**YOUR ASSIGNMENT**:
If a line of the data below contains the string "title", copy it into your answer.

**DATA PROVIDED**:
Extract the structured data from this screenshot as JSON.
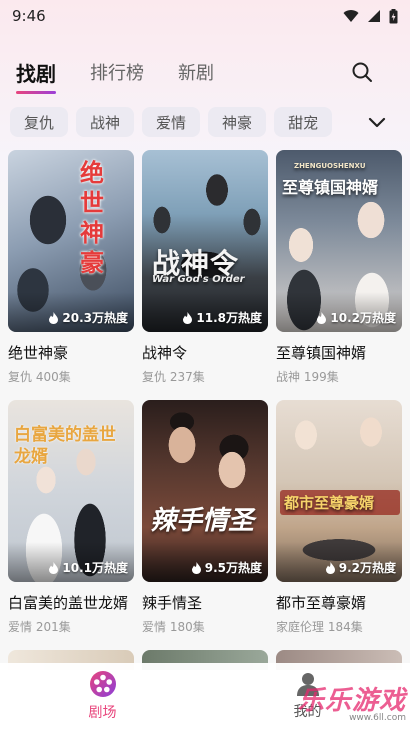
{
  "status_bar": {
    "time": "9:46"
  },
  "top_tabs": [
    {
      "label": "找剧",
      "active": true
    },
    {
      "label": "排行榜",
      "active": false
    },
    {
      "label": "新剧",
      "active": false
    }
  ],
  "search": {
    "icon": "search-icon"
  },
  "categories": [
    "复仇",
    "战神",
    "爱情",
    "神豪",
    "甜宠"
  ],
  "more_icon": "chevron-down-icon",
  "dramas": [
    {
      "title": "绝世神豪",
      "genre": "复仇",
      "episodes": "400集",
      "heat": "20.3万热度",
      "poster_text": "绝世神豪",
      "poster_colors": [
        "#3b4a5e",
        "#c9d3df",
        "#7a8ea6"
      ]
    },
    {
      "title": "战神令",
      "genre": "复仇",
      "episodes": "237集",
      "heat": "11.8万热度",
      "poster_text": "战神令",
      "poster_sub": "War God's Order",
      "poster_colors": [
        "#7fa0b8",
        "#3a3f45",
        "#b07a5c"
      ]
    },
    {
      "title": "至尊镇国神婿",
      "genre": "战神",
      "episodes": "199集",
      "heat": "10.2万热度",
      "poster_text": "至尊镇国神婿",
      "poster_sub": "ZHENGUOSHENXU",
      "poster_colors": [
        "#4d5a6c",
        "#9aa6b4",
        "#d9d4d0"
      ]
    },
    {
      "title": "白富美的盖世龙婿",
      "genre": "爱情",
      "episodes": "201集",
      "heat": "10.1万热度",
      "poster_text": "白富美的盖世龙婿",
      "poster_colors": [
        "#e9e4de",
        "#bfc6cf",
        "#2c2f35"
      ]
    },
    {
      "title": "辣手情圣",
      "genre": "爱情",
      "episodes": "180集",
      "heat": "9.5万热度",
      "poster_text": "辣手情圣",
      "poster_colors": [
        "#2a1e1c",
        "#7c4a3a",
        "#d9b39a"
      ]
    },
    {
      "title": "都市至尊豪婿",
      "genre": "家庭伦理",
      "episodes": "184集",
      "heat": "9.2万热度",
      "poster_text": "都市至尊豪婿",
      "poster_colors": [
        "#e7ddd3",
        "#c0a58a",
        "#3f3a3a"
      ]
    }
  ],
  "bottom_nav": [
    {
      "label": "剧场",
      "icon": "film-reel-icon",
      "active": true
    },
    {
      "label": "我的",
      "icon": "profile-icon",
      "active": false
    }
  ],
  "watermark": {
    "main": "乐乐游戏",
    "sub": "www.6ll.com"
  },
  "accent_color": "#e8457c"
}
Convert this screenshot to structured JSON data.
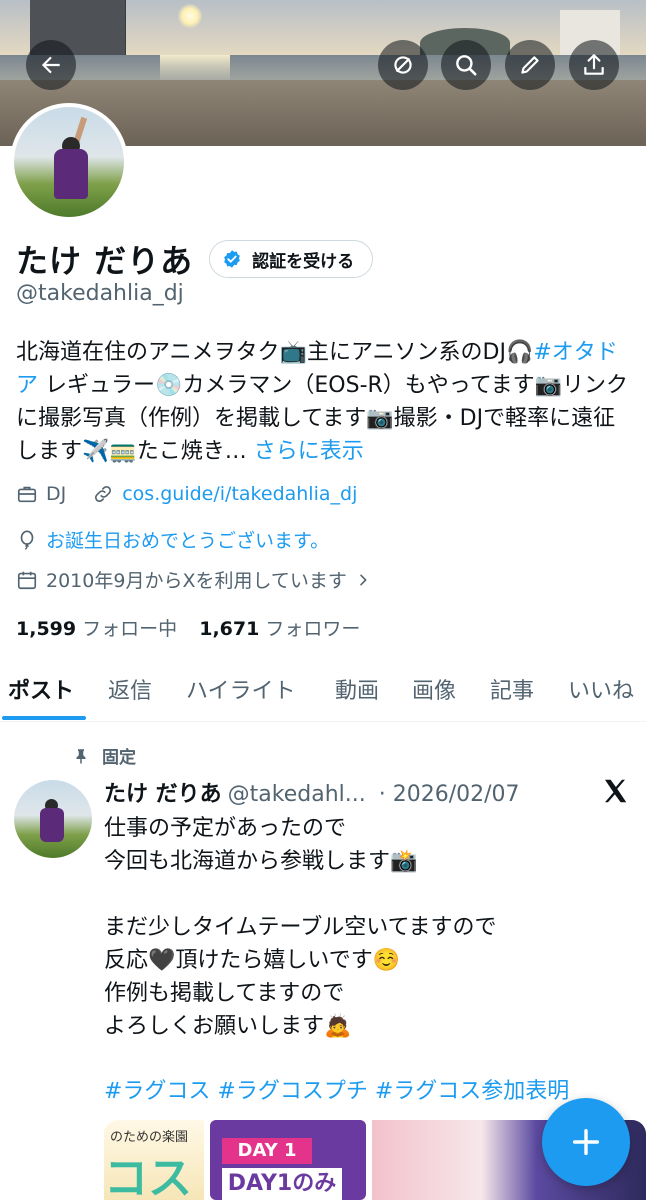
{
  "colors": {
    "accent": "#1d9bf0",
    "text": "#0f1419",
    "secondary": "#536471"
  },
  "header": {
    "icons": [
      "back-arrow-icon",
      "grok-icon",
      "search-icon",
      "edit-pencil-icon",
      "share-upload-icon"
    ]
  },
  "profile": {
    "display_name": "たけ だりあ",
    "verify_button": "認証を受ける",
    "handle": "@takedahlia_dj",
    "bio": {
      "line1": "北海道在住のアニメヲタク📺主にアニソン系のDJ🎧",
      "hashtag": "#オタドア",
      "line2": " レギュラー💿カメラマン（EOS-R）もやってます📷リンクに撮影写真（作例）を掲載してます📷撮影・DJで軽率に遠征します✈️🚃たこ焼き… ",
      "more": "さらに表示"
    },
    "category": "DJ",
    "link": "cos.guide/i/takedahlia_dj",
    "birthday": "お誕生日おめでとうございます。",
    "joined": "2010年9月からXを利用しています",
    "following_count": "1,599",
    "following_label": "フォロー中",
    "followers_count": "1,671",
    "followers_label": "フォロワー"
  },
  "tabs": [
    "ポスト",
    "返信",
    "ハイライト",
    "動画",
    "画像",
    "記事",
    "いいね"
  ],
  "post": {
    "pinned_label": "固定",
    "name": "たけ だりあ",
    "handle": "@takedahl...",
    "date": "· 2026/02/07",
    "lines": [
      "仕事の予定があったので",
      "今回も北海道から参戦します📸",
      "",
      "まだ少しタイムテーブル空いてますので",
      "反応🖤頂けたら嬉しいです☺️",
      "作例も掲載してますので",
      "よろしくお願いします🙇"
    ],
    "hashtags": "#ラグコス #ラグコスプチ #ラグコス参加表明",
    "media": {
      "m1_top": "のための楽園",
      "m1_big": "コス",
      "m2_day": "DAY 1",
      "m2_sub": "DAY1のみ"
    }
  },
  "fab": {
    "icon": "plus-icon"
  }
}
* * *
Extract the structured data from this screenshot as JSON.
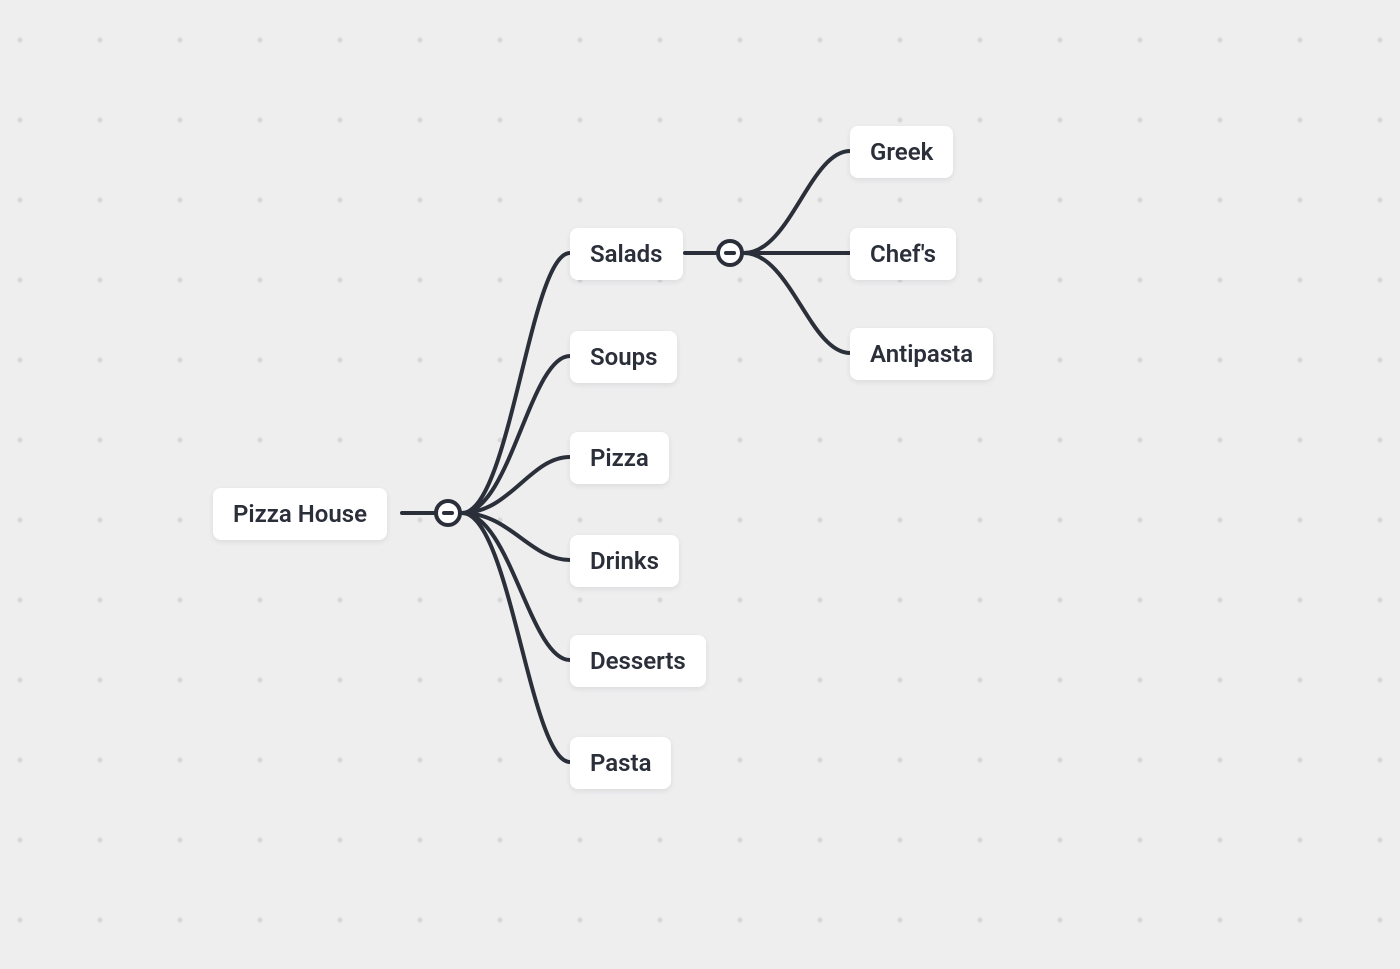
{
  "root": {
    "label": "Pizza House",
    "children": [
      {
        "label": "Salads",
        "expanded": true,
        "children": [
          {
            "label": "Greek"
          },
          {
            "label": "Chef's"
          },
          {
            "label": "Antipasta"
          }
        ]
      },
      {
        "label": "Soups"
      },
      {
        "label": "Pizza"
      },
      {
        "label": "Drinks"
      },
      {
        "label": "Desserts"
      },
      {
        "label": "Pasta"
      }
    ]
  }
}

**RESPONSE TO THE TASK**:
      "title": "绝世神豪",
      "title": "战神令",
      "title": "至尊镇国神婿",
      "title": "白富美的盖世龙婿",
      "title": "辣手情圣",
      "title": "都市至尊豪婿",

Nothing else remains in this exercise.